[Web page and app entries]
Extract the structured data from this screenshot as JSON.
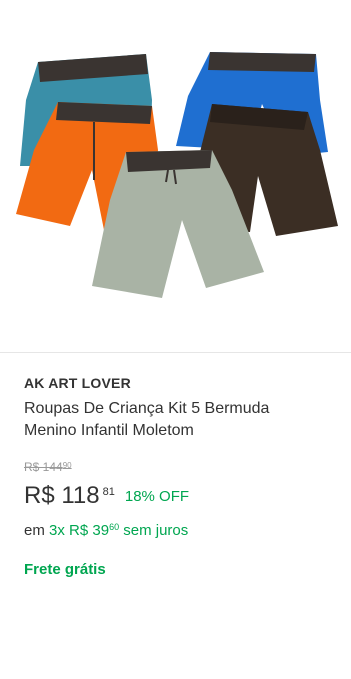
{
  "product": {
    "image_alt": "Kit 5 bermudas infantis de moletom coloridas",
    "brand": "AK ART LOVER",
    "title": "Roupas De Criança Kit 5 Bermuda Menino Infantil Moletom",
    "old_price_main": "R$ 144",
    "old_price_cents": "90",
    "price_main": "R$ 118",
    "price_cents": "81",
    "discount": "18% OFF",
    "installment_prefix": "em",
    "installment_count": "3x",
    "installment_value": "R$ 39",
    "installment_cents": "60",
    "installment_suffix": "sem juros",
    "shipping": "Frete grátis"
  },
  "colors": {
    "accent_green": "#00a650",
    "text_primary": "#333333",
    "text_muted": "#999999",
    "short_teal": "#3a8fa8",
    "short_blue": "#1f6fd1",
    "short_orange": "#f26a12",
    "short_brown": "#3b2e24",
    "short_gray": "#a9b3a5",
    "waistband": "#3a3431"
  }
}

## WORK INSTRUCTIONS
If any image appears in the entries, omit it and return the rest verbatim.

## ANSWER SECTION
Extract the structured data from this screenshot as JSON.
{
  "product": {
    "image_alt": "Kit 5 bermudas infantis de moletom coloridas",
    "brand": "AK ART LOVER",
    "title": "Roupas De Criança Kit 5 Bermuda Menino Infantil Moletom",
    "old_price_main": "R$ 144",
    "old_price_cents": "90",
    "price_main": "R$ 118",
    "price_cents": "81",
    "discount": "18% OFF",
    "installment_prefix": "em",
    "installment_count": "3x",
    "installment_value": "R$ 39",
    "installment_cents": "60",
    "installment_suffix": "sem juros",
    "shipping": "Frete grátis"
  },
  "colors": {
    "accent_green": "#00a650",
    "text_primary": "#333333",
    "text_muted": "#999999",
    "short_teal": "#3a8fa8",
    "short_blue": "#1f6fd1",
    "short_orange": "#f26a12",
    "short_brown": "#3b2e24",
    "short_gray": "#a9b3a5",
    "waistband": "#3a3431"
  }
}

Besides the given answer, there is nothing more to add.